◆ What you need to do: Please copy every record below exactly, but leave the pictures out.

◆ Given records:

##########

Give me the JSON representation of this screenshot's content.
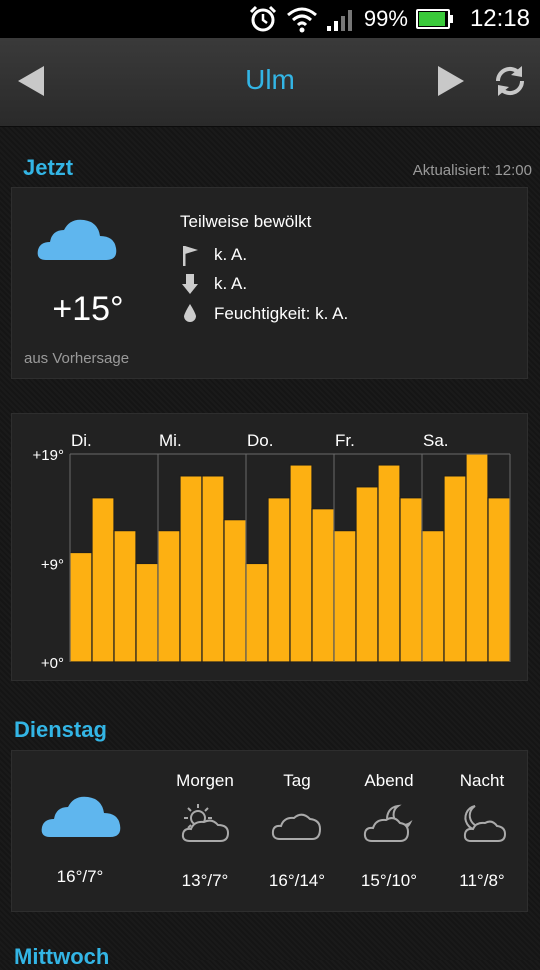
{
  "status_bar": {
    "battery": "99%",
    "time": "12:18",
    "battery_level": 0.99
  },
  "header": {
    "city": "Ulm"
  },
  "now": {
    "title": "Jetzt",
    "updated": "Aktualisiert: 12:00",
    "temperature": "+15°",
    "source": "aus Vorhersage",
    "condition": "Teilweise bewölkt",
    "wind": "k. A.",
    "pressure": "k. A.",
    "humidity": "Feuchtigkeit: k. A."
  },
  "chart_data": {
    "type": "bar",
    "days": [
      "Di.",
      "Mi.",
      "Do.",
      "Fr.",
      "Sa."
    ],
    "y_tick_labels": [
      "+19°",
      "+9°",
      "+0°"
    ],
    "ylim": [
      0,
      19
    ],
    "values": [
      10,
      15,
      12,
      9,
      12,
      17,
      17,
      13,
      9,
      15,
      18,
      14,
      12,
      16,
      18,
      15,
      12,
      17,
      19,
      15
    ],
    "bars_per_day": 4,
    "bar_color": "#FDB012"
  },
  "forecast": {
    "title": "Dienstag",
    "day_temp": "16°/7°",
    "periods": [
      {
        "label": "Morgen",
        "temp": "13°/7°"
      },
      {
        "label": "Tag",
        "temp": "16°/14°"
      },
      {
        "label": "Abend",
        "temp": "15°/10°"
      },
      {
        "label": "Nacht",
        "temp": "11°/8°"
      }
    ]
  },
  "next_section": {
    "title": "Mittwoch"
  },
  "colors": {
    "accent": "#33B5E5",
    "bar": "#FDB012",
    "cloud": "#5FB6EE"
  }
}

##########

◆ Problem solution:
Give me the JSON representation of this screenshot's content.
{
  "status_bar": {
    "battery": "99%",
    "time": "12:18",
    "battery_level": 0.99
  },
  "header": {
    "city": "Ulm"
  },
  "now": {
    "title": "Jetzt",
    "updated": "Aktualisiert: 12:00",
    "temperature": "+15°",
    "source": "aus Vorhersage",
    "condition": "Teilweise bewölkt",
    "wind": "k. A.",
    "pressure": "k. A.",
    "humidity": "Feuchtigkeit: k. A."
  },
  "chart_data": {
    "type": "bar",
    "days": [
      "Di.",
      "Mi.",
      "Do.",
      "Fr.",
      "Sa."
    ],
    "y_tick_labels": [
      "+19°",
      "+9°",
      "+0°"
    ],
    "ylim": [
      0,
      19
    ],
    "values": [
      10,
      15,
      12,
      9,
      12,
      17,
      17,
      13,
      9,
      15,
      18,
      14,
      12,
      16,
      18,
      15,
      12,
      17,
      19,
      15
    ],
    "bars_per_day": 4,
    "bar_color": "#FDB012"
  },
  "forecast": {
    "title": "Dienstag",
    "day_temp": "16°/7°",
    "periods": [
      {
        "label": "Morgen",
        "temp": "13°/7°"
      },
      {
        "label": "Tag",
        "temp": "16°/14°"
      },
      {
        "label": "Abend",
        "temp": "15°/10°"
      },
      {
        "label": "Nacht",
        "temp": "11°/8°"
      }
    ]
  },
  "next_section": {
    "title": "Mittwoch"
  },
  "colors": {
    "accent": "#33B5E5",
    "bar": "#FDB012",
    "cloud": "#5FB6EE"
  }
}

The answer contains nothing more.